    Thus, depression and anxiety are statistical confounders here, meaning that they contribute variance to the T1w signal in prefrontal WM but this does not correlate with the co-located variance from CFS severity.

    MRI regressions with depression itself only detected associations with WM volume, also located in prefrontal WM.

    We propose that impaired reciprocal brain–body and brain–brain communication through the midbrain provokes peripheral and central responses which contribute to CFS symptoms.

    Although anxiety, depression and CFS may share biological features, the present evidence indicates that CFS is a distinct disorder.
    © 2015 The Authors. NMR in Biomedicine published by John Wiley & Sons, Ltd.
     
    Mel9, L'engle, SOC and 7 others like this.
  13. Kati

    Kati Patient in training

    Messages:
    5,423
    Likes:
    19,303
    What is staggering to me is of the 27 patients who qualified for the study and met both Fukuda and CC criterias, 2 were dropped from the study, one missing his cerebellum and the other with a large tumor in frontal cortex. (And how this was downplayed by the authors)

     
    Last edited: May 5, 2015
    ukxmrv, L'engle, JaimeS and 6 others like this.
  14. Kati

    Kati Patient in training

    Messages:
    5,423
    Likes:
    19,303
    Here is an exerpt from the full text:

    Only with ME gross abnormalities of the brains get only discovered during research. And yet these 2patients fully meet the Fukuda and Canadian Consensus criterias.
     
  15. barbc56

    barbc56 Senior Member

    Messages:
    3,524
    Likes:
    4,104
    It's an intriguing topic but tbh, other than understanding something was found in the brains of me/cfs patients that wasn't found in depressed patients or the other way around, Im clueless:thumbsup:.

    I'm interested in what others think of the paper and it's validity. It's implications are an important issue for us.

    Thanks.
    Barb
     
    merylg, Valentijn and Kati like this.
  16. anciendaze

    anciendaze Senior Member
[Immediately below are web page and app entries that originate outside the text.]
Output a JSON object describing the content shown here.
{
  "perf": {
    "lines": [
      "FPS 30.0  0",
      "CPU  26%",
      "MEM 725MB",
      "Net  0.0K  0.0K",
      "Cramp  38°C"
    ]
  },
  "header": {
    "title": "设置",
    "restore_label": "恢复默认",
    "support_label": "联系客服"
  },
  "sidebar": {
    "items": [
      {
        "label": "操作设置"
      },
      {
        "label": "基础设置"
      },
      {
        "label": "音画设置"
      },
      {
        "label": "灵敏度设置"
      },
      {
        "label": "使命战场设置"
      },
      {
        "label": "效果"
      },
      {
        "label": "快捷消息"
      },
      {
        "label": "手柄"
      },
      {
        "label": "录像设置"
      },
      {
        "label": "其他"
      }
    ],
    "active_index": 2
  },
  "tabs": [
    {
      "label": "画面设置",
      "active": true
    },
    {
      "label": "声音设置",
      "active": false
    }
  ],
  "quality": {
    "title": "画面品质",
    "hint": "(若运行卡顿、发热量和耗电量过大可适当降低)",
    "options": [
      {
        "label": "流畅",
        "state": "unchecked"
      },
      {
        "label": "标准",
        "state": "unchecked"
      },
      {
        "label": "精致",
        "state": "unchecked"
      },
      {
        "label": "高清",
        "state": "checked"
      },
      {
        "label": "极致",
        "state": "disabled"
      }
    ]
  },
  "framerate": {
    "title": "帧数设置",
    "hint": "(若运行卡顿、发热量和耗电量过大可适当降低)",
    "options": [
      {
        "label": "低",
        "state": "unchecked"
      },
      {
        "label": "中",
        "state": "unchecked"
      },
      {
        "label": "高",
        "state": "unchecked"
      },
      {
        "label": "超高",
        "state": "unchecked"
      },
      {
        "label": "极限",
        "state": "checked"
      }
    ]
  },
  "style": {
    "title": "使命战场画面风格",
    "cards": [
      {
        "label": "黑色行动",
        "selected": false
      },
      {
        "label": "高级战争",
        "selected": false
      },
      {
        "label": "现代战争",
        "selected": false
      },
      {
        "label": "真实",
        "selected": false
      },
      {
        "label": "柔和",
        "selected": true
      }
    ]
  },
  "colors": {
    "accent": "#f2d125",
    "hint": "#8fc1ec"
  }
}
    Messages:
    1,769
    Likes:
    4,477
    Irrespective of the fairly subtle changes in myelination they were looking for, the discovery of two patients out of 27 with gross neurological abnormalities suggests a fairly high rate of undiagnosed neurological problems in "CFS" patients. This parallels Byron Hyde's discovery that one of a series of some 53 patients referred to him as having "CFS" was missing a large chunk of brain. Several other patients in that series had undiagnosed physiological disease as blatant as syphilis or hepatitis. I am even aware of patients turning up elsewhere with undiagnosed TB!

    Even in the absence of any specific official test for "CFS" this suggests that this subpopulation is a reasonable group to test for exclusionary organic conditions. Some of these are treatable and even communicable.
     
    merylg, L'engle, JaimeS and 6 others like this.
  17. JaimeS

    JaimeS Senior Member

    Messages:
    3,105
    Likes:
    11,137
    Mid-Ohio Valley, United States
    This was what I was trying to think of in the newer thread. Hyde did a lot of neuroimaging with his patients. And Hyde was great at exclusionary techniques -- he often discovered some treatable condition over the course of examining 'CFS'.

    -J
     
  18. eastcoast12

    eastcoast12 Senior Member

    Messages:
    134
    Likes:
    397
    Long Island ny
    Same here.
     
    JaimeS likes this.
  19. Gijs

    Gijs Senior Member

    Messages:
    639
    Likes:
    1,288
    I also have punctuate, nonspecific little white matter leasies. It could be due to infection or bloodflow problems.
     
    JaimeS likes this.
  20. Sea

    Sea Senior Member

    Messages:
    1,209
    Likes:
    2,117
    NSW Australia
    I was a subject in their research. They told me that I would receive a report on my MRI that would most likely say 'normal' (which I did, though the hyperintensities were noted)
    The researchers said what they were looking at was only picked up by computerised measuring and that the differences between cfs and normal were seen statistically between the groups rather than on an individual patient level.
     
    JaimeS, Effi, Valentijn and 1 other person like this.

See more popular forum discussions.

Share This Page